EXERCISE DESCRIPTION
The response must reproduce exactly every line of the material below holding the word "Polaris".
Top of DATA LISTING
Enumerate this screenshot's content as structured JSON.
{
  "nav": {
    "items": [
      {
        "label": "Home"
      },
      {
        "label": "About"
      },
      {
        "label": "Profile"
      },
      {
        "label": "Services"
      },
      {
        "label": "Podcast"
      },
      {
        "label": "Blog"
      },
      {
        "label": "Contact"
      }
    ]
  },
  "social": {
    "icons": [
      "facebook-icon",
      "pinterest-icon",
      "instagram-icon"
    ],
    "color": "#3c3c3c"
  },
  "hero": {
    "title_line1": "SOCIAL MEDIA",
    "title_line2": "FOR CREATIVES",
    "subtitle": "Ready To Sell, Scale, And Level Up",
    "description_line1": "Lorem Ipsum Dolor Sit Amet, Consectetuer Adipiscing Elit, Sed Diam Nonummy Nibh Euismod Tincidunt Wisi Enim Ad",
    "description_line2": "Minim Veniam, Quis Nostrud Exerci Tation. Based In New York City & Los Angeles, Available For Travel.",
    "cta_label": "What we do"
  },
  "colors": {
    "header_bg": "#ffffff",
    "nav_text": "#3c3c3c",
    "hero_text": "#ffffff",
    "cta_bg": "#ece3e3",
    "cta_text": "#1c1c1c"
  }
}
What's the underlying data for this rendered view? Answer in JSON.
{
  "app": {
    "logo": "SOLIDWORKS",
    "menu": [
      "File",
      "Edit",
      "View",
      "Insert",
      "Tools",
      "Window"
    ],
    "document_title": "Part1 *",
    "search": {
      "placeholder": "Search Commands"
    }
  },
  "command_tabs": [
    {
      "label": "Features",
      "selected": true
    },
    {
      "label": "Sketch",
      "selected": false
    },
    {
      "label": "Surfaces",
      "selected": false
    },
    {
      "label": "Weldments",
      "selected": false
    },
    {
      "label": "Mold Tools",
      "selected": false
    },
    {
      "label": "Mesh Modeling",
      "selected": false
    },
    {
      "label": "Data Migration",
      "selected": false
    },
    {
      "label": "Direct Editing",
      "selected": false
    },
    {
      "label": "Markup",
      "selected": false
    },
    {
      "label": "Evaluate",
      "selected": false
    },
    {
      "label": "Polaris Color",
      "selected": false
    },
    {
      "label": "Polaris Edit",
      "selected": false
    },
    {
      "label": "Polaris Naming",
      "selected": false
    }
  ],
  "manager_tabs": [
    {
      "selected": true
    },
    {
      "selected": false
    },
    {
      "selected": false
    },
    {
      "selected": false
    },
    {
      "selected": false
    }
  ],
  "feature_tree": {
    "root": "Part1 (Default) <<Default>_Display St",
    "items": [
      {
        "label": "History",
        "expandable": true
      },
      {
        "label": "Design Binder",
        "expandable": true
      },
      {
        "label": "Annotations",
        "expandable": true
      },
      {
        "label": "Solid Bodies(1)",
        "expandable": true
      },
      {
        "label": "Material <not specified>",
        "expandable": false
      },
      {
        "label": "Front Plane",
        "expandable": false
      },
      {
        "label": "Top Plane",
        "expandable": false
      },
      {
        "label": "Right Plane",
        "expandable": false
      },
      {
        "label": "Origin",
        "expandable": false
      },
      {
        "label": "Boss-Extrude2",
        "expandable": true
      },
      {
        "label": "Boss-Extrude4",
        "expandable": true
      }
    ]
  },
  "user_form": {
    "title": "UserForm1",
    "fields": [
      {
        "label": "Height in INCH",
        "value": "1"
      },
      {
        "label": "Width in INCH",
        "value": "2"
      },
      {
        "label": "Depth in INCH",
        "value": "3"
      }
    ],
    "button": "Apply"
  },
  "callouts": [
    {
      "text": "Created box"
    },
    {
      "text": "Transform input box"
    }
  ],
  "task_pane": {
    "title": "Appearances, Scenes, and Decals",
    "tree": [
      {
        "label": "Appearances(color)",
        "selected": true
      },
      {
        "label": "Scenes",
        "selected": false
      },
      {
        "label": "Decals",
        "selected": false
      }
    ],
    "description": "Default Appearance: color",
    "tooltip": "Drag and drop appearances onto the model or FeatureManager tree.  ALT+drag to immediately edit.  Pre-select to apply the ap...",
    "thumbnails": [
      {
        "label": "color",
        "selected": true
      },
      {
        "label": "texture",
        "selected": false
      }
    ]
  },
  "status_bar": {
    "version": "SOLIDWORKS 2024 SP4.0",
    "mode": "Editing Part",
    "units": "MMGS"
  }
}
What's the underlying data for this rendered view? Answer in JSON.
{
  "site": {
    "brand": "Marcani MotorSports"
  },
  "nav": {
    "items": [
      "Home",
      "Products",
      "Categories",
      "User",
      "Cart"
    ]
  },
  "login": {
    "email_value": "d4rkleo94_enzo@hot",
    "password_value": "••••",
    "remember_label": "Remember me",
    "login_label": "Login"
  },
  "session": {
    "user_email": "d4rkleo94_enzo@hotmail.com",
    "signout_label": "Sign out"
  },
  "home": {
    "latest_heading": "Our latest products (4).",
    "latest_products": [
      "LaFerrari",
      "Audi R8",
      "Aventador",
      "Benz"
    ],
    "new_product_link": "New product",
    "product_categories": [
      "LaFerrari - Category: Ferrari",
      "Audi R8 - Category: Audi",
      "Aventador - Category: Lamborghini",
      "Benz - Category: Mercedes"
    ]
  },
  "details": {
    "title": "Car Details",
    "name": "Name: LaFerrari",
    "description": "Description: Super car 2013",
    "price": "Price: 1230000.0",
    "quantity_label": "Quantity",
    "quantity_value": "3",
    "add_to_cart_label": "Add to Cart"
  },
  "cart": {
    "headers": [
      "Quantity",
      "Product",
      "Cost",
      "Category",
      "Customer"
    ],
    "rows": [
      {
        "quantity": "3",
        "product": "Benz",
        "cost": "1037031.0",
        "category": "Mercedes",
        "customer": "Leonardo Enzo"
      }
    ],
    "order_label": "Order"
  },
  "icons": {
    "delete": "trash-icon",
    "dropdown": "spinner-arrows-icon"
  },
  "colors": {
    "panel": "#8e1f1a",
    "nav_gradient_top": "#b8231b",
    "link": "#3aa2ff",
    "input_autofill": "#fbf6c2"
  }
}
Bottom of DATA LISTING
TASK RESULT
      "label": "Polaris Color",
      "label": "Polaris Edit",
      "label": "Polaris Naming",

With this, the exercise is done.